Although I am only in the first year, I really thought that this class educated me greatly. I was quite uncomfortable with sharing and relating certain experiences to my own self, and I found it not quite fair that we were essentially graded on this. Other than this slight concern, I actually quite enjoyed the class. The treaty walk was definitely my favorite part of the class and I am glad to be part of it. Thank you, Evelyn, for the great class and experience.
Well, it has been quite the semester. From the moment I entered the class, I knew I would like it. Even though there were some topics that I was not fully in agreement with, I feel that I actually learned quite a bit. As a future educator, I want to open my mind to all of these ideas we discussed in this class to further my understanding, empathy, and compassion for not only these ideas, but for my future students. From our very first video, “Love Has No Labels,” to the discussion of how one cannot simply determine one’s ethnicity by looking at them, I feel that my own view of representation has expanded and became more welcoming. My blogs over the semester, especially my self-stories, have helped me realize different normative narratives and more about myself and vulnerability. Thank you Vivian for the great class
This week we had the reconciliation event in our classroom. Unfortunately, I had to leave early due to my bus but I was still there from 7 to 10. I spoke about a Residential School survivor named Jane Linklater who suffered from abuse and depression. Others spoke about other survivors that they chose, and did creative projects. I think the main thing I learned during the Reconciliation Event was healing, and how many of these survivors are focusing on healing themselves and their families. Many recognize that this has affected their families and they are doing their best to fix that. The females who had children said that their past has affected their parenting but they do love their children and want what is best for them. The biggest lesson that I learned from this is also included in my quotes from my creative project. This lesson is healing and forgiveness, which is a huge step in Reconciliation.
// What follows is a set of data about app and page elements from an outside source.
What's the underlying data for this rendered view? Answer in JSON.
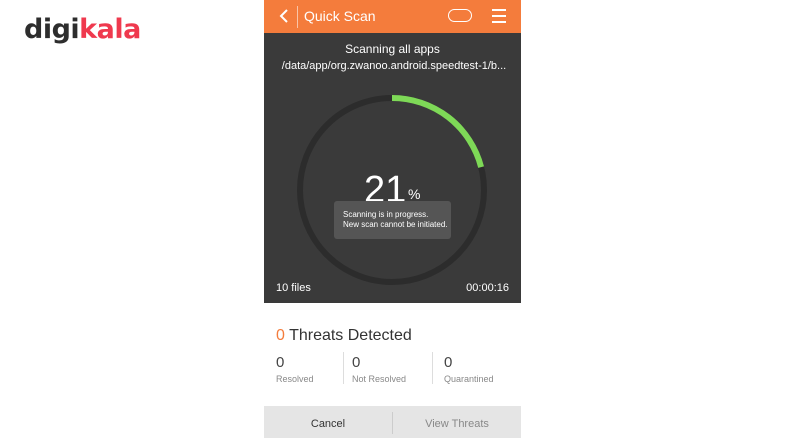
{
  "logo": {
    "part1": "digi",
    "part2": "kala"
  },
  "appbar": {
    "title": "Quick Scan"
  },
  "scan": {
    "title": "Scanning all apps",
    "path": "/data/app/org.zwanoo.android.speedtest-1/b...",
    "progress_percent": 21,
    "percent_text": "21",
    "percent_sign": "%",
    "files": "10 files",
    "elapsed": "00:00:16"
  },
  "toast": {
    "line1": "Scanning is in progress.",
    "line2": "New scan cannot be initiated."
  },
  "threats": {
    "count": "0",
    "label": "Threats Detected"
  },
  "stats": [
    {
      "value": "0",
      "label": "Resolved"
    },
    {
      "value": "0",
      "label": "Not Resolved"
    },
    {
      "value": "0",
      "label": "Quarantined"
    }
  ],
  "buttons": {
    "cancel": "Cancel",
    "view_threats": "View Threats"
  },
  "colors": {
    "accent": "#f47c3c",
    "progress": "#7ed957",
    "track": "#2c2c2c",
    "brand_red": "#ef394e"
  }
}
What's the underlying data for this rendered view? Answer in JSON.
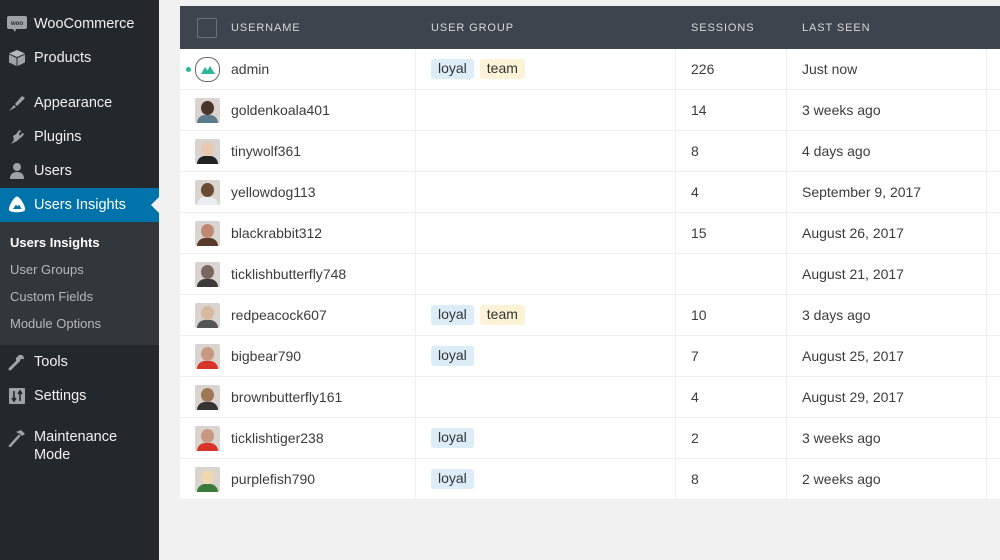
{
  "sidebar": {
    "items": [
      {
        "label": "WooCommerce",
        "icon": "woo-icon"
      },
      {
        "label": "Products",
        "icon": "box-icon"
      },
      {
        "label": "Appearance",
        "icon": "paintbrush-icon"
      },
      {
        "label": "Plugins",
        "icon": "plug-icon"
      },
      {
        "label": "Users",
        "icon": "user-icon"
      },
      {
        "label": "Users Insights",
        "icon": "users-insights-icon",
        "active": true
      },
      {
        "label": "Tools",
        "icon": "wrench-icon"
      },
      {
        "label": "Settings",
        "icon": "settings-icon"
      },
      {
        "label": "Maintenance Mode",
        "icon": "hammer-icon"
      }
    ],
    "submenu": [
      {
        "label": "Users Insights",
        "current": true
      },
      {
        "label": "User Groups"
      },
      {
        "label": "Custom Fields"
      },
      {
        "label": "Module Options"
      }
    ],
    "colors": {
      "bg": "#23282d",
      "active": "#0073aa",
      "submenu_bg": "#32373c"
    }
  },
  "table": {
    "headers": {
      "username": "USERNAME",
      "user_group": "USER GROUP",
      "sessions": "SESSIONS",
      "last_seen": "LAST SEEN"
    },
    "rows": [
      {
        "username": "admin",
        "groups": [
          "loyal",
          "team"
        ],
        "sessions": "226",
        "last_seen": "Just now",
        "online": true
      },
      {
        "username": "goldenkoala401",
        "groups": [],
        "sessions": "14",
        "last_seen": "3 weeks ago"
      },
      {
        "username": "tinywolf361",
        "groups": [],
        "sessions": "8",
        "last_seen": "4 days ago"
      },
      {
        "username": "yellowdog113",
        "groups": [],
        "sessions": "4",
        "last_seen": "September 9, 2017"
      },
      {
        "username": "blackrabbit312",
        "groups": [],
        "sessions": "15",
        "last_seen": "August 26, 2017"
      },
      {
        "username": "ticklishbutterfly748",
        "groups": [],
        "sessions": "",
        "last_seen": "August 21, 2017"
      },
      {
        "username": "redpeacock607",
        "groups": [
          "loyal",
          "team"
        ],
        "sessions": "10",
        "last_seen": "3 days ago"
      },
      {
        "username": "bigbear790",
        "groups": [
          "loyal"
        ],
        "sessions": "7",
        "last_seen": "August 25, 2017"
      },
      {
        "username": "brownbutterfly161",
        "groups": [],
        "sessions": "4",
        "last_seen": "August 29, 2017"
      },
      {
        "username": "ticklishtiger238",
        "groups": [
          "loyal"
        ],
        "sessions": "2",
        "last_seen": "3 weeks ago"
      },
      {
        "username": "purplefish790",
        "groups": [
          "loyal"
        ],
        "sessions": "8",
        "last_seen": "2 weeks ago"
      }
    ],
    "tag_colors": {
      "loyal": "#dcedf7",
      "team": "#fcf3d6"
    },
    "header_bg": "#3e444d",
    "online_color": "#2bb59a"
  }
}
Today we had a guest speaker, who discussed the topic of sexuality. He began with a really great warmup introduction where we had to identify our gender and where we stand on the spectrum of masculinity, femininity, and androgynous peoples. I put that I am a female and I fall between androgynous and feminine. I think the warmup really presented his good method of teaching, therefore I like his teaching style. Afterward, we began to discuss various ways to define oneself, such as cisgender, pansexual, and bisexual. We discussed at our tables about how belittling people who identify under any of these terms can be harmful and discussed our beliefs if there should be a class taught about these topics. To conclude, I believe that I learned a bit more information on sexuality and identity, and possibly a good method of teaching.